Items from a data source
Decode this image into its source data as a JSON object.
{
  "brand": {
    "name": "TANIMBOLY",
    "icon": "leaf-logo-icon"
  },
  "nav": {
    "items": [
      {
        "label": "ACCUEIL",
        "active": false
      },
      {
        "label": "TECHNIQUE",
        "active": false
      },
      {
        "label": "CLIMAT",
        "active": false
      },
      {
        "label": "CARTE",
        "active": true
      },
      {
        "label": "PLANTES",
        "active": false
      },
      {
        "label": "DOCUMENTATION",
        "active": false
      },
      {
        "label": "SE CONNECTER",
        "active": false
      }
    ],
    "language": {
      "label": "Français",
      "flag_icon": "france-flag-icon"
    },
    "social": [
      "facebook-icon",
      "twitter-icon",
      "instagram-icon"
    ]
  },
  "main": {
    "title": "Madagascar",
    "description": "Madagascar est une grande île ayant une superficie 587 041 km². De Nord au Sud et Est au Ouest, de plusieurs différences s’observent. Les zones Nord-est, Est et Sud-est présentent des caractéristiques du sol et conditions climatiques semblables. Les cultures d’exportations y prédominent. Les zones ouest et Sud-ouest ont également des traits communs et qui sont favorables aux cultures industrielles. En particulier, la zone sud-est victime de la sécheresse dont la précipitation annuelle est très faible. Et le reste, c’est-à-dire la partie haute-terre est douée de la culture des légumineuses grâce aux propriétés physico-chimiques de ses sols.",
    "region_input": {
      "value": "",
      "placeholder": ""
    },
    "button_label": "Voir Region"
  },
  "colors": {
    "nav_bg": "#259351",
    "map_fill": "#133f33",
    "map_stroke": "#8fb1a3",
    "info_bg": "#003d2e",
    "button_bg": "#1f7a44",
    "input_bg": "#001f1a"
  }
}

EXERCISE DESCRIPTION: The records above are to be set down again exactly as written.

WRITTEN RESPONSE:
Decode this image into its source data as a JSON object.
{
  "brand": {
    "name": "TANIMBOLY",
    "icon": "leaf-logo-icon"
  },
  "nav": {
    "items": [
      {
        "label": "ACCUEIL",
        "active": false
      },
      {
        "label": "TECHNIQUE",
        "active": false
      },
      {
        "label": "CLIMAT",
        "active": false
      },
      {
        "label": "CARTE",
        "active": true
      },
      {
        "label": "PLANTES",
        "active": false
      },
      {
        "label": "DOCUMENTATION",
        "active": false
      },
      {
        "label": "SE CONNECTER",
        "active": false
      }
    ],
    "language": {
      "label": "Français",
      "flag_icon": "france-flag-icon"
    },
    "social": [
      "facebook-icon",
      "twitter-icon",
      "instagram-icon"
    ]
  },
  "main": {
    "title": "Madagascar",
    "description": "Madagascar est une grande île ayant une superficie 587 041 km². De Nord au Sud et Est au Ouest, de plusieurs différences s’observent. Les zones Nord-est, Est et Sud-est présentent des caractéristiques du sol et conditions climatiques semblables. Les cultures d’exportations y prédominent. Les zones ouest et Sud-ouest ont également des traits communs et qui sont favorables aux cultures industrielles. En particulier, la zone sud-est victime de la sécheresse dont la précipitation annuelle est très faible. Et le reste, c’est-à-dire la partie haute-terre est douée de la culture des légumineuses grâce aux propriétés physico-chimiques de ses sols.",
    "region_input": {
      "value": "",
      "placeholder": ""
    },
    "button_label": "Voir Region"
  },
  "colors": {
    "nav_bg": "#259351",
    "map_fill": "#133f33",
    "map_stroke": "#8fb1a3",
    "info_bg": "#003d2e",
    "button_bg": "#1f7a44",
    "input_bg": "#001f1a"
  }
}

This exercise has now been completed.